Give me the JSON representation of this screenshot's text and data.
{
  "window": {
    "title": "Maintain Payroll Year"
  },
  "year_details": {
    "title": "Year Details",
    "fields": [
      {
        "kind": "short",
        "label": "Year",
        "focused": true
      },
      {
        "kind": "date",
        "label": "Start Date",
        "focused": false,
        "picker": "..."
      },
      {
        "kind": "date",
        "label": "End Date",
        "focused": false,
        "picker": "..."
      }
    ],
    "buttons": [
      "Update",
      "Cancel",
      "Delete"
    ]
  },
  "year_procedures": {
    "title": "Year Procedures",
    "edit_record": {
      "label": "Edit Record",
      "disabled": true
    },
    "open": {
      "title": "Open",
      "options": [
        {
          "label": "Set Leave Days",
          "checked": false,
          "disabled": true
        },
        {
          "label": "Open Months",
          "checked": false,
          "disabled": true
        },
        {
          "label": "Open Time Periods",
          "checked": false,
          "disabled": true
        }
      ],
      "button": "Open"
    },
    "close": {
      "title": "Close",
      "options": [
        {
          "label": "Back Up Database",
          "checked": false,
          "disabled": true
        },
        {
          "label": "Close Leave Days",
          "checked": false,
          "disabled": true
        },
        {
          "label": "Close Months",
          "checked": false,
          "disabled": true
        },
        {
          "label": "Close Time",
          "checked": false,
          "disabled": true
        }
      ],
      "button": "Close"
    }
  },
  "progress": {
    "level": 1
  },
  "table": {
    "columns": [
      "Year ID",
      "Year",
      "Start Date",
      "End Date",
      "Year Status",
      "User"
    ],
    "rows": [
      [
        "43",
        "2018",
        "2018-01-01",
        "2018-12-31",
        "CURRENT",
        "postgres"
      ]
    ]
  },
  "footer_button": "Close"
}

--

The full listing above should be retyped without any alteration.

Give me the JSON representation of this screenshot's text and data.
{
  "window": {
    "title": "Maintain Payroll Year"
  },
  "year_details": {
    "title": "Year Details",
    "fields": [
      {
        "kind": "short",
        "label": "Year",
        "focused": true
      },
      {
        "kind": "date",
        "label": "Start Date",
        "focused": false,
        "picker": "..."
      },
      {
        "kind": "date",
        "label": "End Date",
        "focused": false,
        "picker": "..."
      }
    ],
    "buttons": [
      "Update",
      "Cancel",
      "Delete"
    ]
  },
  "year_procedures": {
    "title": "Year Procedures",
    "edit_record": {
      "label": "Edit Record",
      "disabled": true
    },
    "open": {
      "title": "Open",
      "options": [
        {
          "label": "Set Leave Days",
          "checked": false,
          "disabled": true
        },
        {
          "label": "Open Months",
          "checked": false,
          "disabled": true
        },
        {
          "label": "Open Time Periods",
          "checked": false,
          "disabled": true
        }
      ],
      "button": "Open"
    },
    "close": {
      "title": "Close",
      "options": [
        {
          "label": "Back Up Database",
          "checked": false,
          "disabled": true
        },
        {
          "label": "Close Leave Days",
          "checked": false,
          "disabled": true
        },
        {
          "label": "Close Months",
          "checked": false,
          "disabled": true
        },
        {
          "label": "Close Time",
          "checked": false,
          "disabled": true
        }
      ],
      "button": "Close"
    }
  },
  "progress": {
    "level": 1
  },
  "table": {
    "columns": [
      "Year ID",
      "Year",
      "Start Date",
      "End Date",
      "Year Status",
      "User"
    ],
    "rows": [
      [
        "43",
        "2018",
        "2018-01-01",
        "2018-12-31",
        "CURRENT",
        "postgres"
      ]
    ]
  },
  "footer_button": "Close"
}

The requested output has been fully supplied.